Every day we took two safari drives. First one was after breakfast around 7am for four or five hours. Then back to the campsite for lunch and a three-hour nap to try and sleep off the heat. The second drive was from 3 to 6. The sunsets were surreal. There’s nothing but sky for miles and miles. By the end of the trip we saw 23 different animals. In addition to what I’ve already listed we saw; velvet monkeys, sable antelope, steenbok (smallest antelope), red eared fox, ostrich (maybe that’s a bird?), jackals, kudu antelope, lions and lioness, crocodile, monitor lizard, pooku antelope, and a pack of wild dogs mauling a baby impala.
There was one food highlight on the trip. We had a very special treat on our last night. Matt cooked us a traditional Botswanan meal of Seswang and Papa. Locals call it Seswang and Pop. It’s like shredded cooked beef with white corn meal polenta. It was really tasty and FUN to eat with our hands! See recipe below.
Even though we didn’t actually sign up to be Bushmen and forego the basic comforts of daily life I’m so happy I had the experience of living in the bush for six days.
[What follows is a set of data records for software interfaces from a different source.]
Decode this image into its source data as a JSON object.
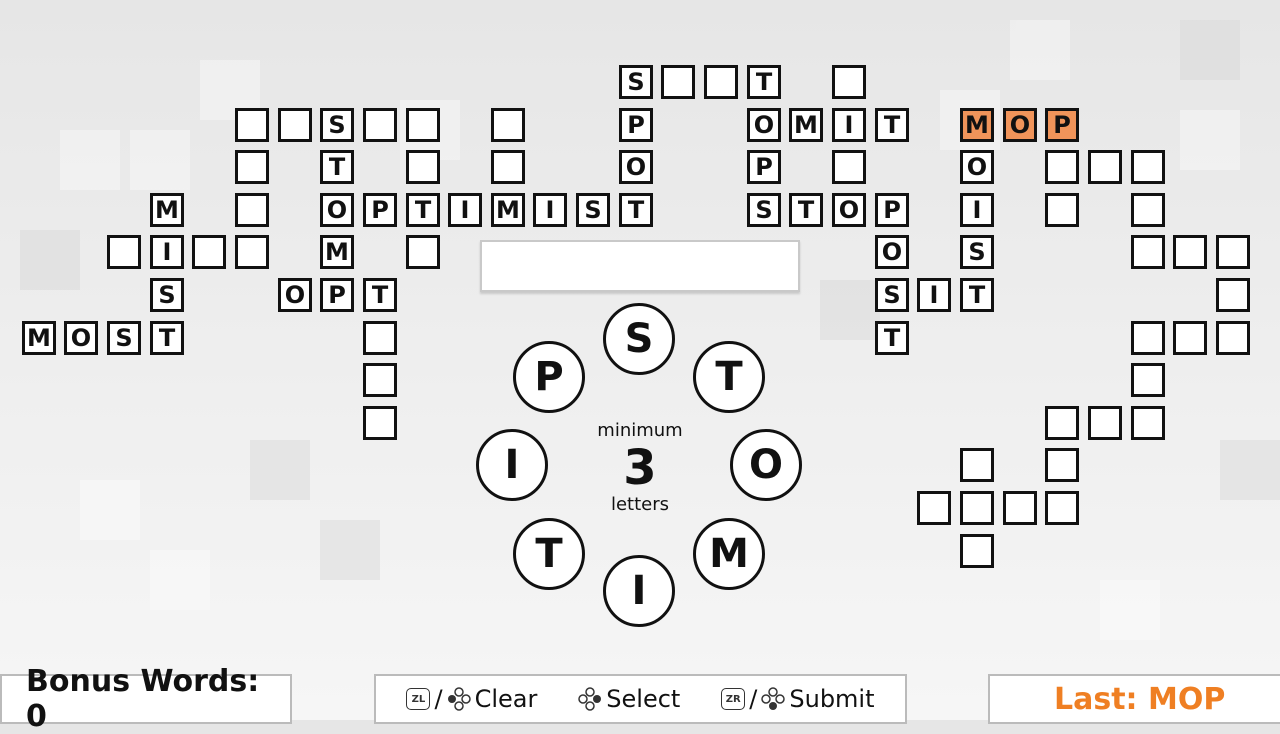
{
  "grid": [
    {
      "col": 15,
      "row": 0,
      "letter": "S"
    },
    {
      "col": 16,
      "row": 0,
      "letter": ""
    },
    {
      "col": 17,
      "row": 0,
      "letter": ""
    },
    {
      "col": 18,
      "row": 0,
      "letter": "T"
    },
    {
      "col": 20,
      "row": 0,
      "letter": ""
    },
    {
      "col": 6,
      "row": 1,
      "letter": ""
    },
    {
      "col": 7,
      "row": 1,
      "letter": ""
    },
    {
      "col": 8,
      "row": 1,
      "letter": "S"
    },
    {
      "col": 9,
      "row": 1,
      "letter": ""
    },
    {
      "col": 10,
      "row": 1,
      "letter": ""
    },
    {
      "col": 12,
      "row": 1,
      "letter": ""
    },
    {
      "col": 15,
      "row": 1,
      "letter": "P"
    },
    {
      "col": 18,
      "row": 1,
      "letter": "O"
    },
    {
      "col": 19,
      "row": 1,
      "letter": "M"
    },
    {
      "col": 20,
      "row": 1,
      "letter": "I"
    },
    {
      "col": 21,
      "row": 1,
      "letter": "T"
    },
    {
      "col": 23,
      "row": 1,
      "letter": "M",
      "hl": true
    },
    {
      "col": 24,
      "row": 1,
      "letter": "O",
      "hl": true
    },
    {
      "col": 25,
      "row": 1,
      "letter": "P",
      "hl": true
    },
    {
      "col": 6,
      "row": 2,
      "letter": ""
    },
    {
      "col": 8,
      "row": 2,
      "letter": "T"
    },
    {
      "col": 10,
      "row": 2,
      "letter": ""
    },
    {
      "col": 12,
      "row": 2,
      "letter": ""
    },
    {
      "col": 15,
      "row": 2,
      "letter": "O"
    },
    {
      "col": 18,
      "row": 2,
      "letter": "P"
    },
    {
      "col": 20,
      "row": 2,
      "letter": ""
    },
    {
      "col": 23,
      "row": 2,
      "letter": "O"
    },
    {
      "col": 25,
      "row": 2,
      "letter": ""
    },
    {
      "col": 26,
      "row": 2,
      "letter": ""
    },
    {
      "col": 27,
      "row": 2,
      "letter": ""
    },
    {
      "col": 4,
      "row": 3,
      "letter": "M"
    },
    {
      "col": 6,
      "row": 3,
      "letter": ""
    },
    {
      "col": 8,
      "row": 3,
      "letter": "O"
    },
    {
      "col": 9,
      "row": 3,
      "letter": "P"
    },
    {
      "col": 10,
      "row": 3,
      "letter": "T"
    },
    {
      "col": 11,
      "row": 3,
      "letter": "I"
    },
    {
      "col": 12,
      "row": 3,
      "letter": "M"
    },
    {
      "col": 13,
      "row": 3,
      "letter": "I"
    },
    {
      "col": 14,
      "row": 3,
      "letter": "S"
    },
    {
      "col": 15,
      "row": 3,
      "letter": "T"
    },
    {
      "col": 18,
      "row": 3,
      "letter": "S"
    },
    {
      "col": 19,
      "row": 3,
      "letter": "T"
    },
    {
      "col": 20,
      "row": 3,
      "letter": "O"
    },
    {
      "col": 21,
      "row": 3,
      "letter": "P"
    },
    {
      "col": 23,
      "row": 3,
      "letter": "I"
    },
    {
      "col": 25,
      "row": 3,
      "letter": ""
    },
    {
      "col": 27,
      "row": 3,
      "letter": ""
    },
    {
      "col": 3,
      "row": 4,
      "letter": ""
    },
    {
      "col": 4,
      "row": 4,
      "letter": "I"
    },
    {
      "col": 5,
      "row": 4,
      "letter": ""
    },
    {
      "col": 6,
      "row": 4,
      "letter": ""
    },
    {
      "col": 8,
      "row": 4,
      "letter": "M"
    },
    {
      "col": 10,
      "row": 4,
      "letter": ""
    },
    {
      "col": 21,
      "row": 4,
      "letter": "O"
    },
    {
      "col": 23,
      "row": 4,
      "letter": "S"
    },
    {
      "col": 27,
      "row": 4,
      "letter": ""
    },
    {
      "col": 28,
      "row": 4,
      "letter": ""
    },
    {
      "col": 29,
      "row": 4,
      "letter": ""
    },
    {
      "col": 4,
      "row": 5,
      "letter": "S"
    },
    {
      "col": 7,
      "row": 5,
      "letter": "O"
    },
    {
      "col": 8,
      "row": 5,
      "letter": "P"
    },
    {
      "col": 9,
      "row": 5,
      "letter": "T"
    },
    {
      "col": 21,
      "row": 5,
      "letter": "S"
    },
    {
      "col": 22,
      "row": 5,
      "letter": "I"
    },
    {
      "col": 23,
      "row": 5,
      "letter": "T"
    },
    {
      "col": 29,
      "row": 5,
      "letter": ""
    },
    {
      "col": 1,
      "row": 6,
      "letter": "M"
    },
    {
      "col": 2,
      "row": 6,
      "letter": "O"
    },
    {
      "col": 3,
      "row": 6,
      "letter": "S"
    },
    {
      "col": 4,
      "row": 6,
      "letter": "T"
    },
    {
      "col": 9,
      "row": 6,
      "letter": ""
    },
    {
      "col": 21,
      "row": 6,
      "letter": "T"
    },
    {
      "col": 27,
      "row": 6,
      "letter": ""
    },
    {
      "col": 28,
      "row": 6,
      "letter": ""
    },
    {
      "col": 29,
      "row": 6,
      "letter": ""
    },
    {
      "col": 9,
      "row": 7,
      "letter": ""
    },
    {
      "col": 27,
      "row": 7,
      "letter": ""
    },
    {
      "col": 9,
      "row": 8,
      "letter": ""
    },
    {
      "col": 25,
      "row": 8,
      "letter": ""
    },
    {
      "col": 26,
      "row": 8,
      "letter": ""
    },
    {
      "col": 27,
      "row": 8,
      "letter": ""
    },
    {
      "col": 23,
      "row": 9,
      "letter": ""
    },
    {
      "col": 25,
      "row": 9,
      "letter": ""
    },
    {
      "col": 22,
      "row": 10,
      "letter": ""
    },
    {
      "col": 23,
      "row": 10,
      "letter": ""
    },
    {
      "col": 24,
      "row": 10,
      "letter": ""
    },
    {
      "col": 25,
      "row": 10,
      "letter": ""
    },
    {
      "col": 23,
      "row": 11,
      "letter": ""
    }
  ],
  "highlight_color": "#f0945a",
  "accent_color": "#ef7f23",
  "current_word": "",
  "wheel": {
    "letters": [
      "S",
      "T",
      "O",
      "M",
      "I",
      "T",
      "I",
      "P"
    ],
    "center_top": "minimum",
    "center_number": "3",
    "center_bottom": "letters"
  },
  "footer": {
    "bonus": "Bonus Words: 0",
    "controls": {
      "zl_label": "ZL",
      "zr_label": "ZR",
      "slash": "/",
      "clear": "Clear",
      "select": "Select",
      "submit": "Submit"
    },
    "last": "Last: MOP"
  }
}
I might not have met Max the courageous and playful or been a part of Oddie and Matt’s infectious laughter. I’d like to do another safari and complete the BIG FIVE list. Lion, Buffalo, Elephant, Rhino and Leopard. Will I camp or plunge? Hopefully both.
Matt’s Recipe for Seswang and Papa
You eat this dish with your hands. First take a bit of pop and mold it into a strip shape like a sushi chef and then dip the pop into your shredded beef so you get the beef to stick onto the pop. Then it goes in your mouth.
These steps were dictated to me by Matt. It hasn’t been tested yet at home so there might need to be some tweaking.
1. Salt shredded beef and cook on very low heat for 3 hours. Add a little vegetable oil. You want the beef to dry out. Don’t stir too much until the beef is dry and then stir.
2. Put water in pot and bring to boil (not sure how much water)
3. In separate bowl, stir together a ¼ litre cold water and 4 tablespoons white corn powder (white maize).
4. Stir cold water and maize mixture into boiling water
5. Let boil for 3 minutes and don’t stir
6. Add more maize for desired texture – should be like polenta
7. Lower head and cover for 4-5 minutes
8. Uncover and stir well.
9. Serve shredded beef on the side of papa. Enjoy.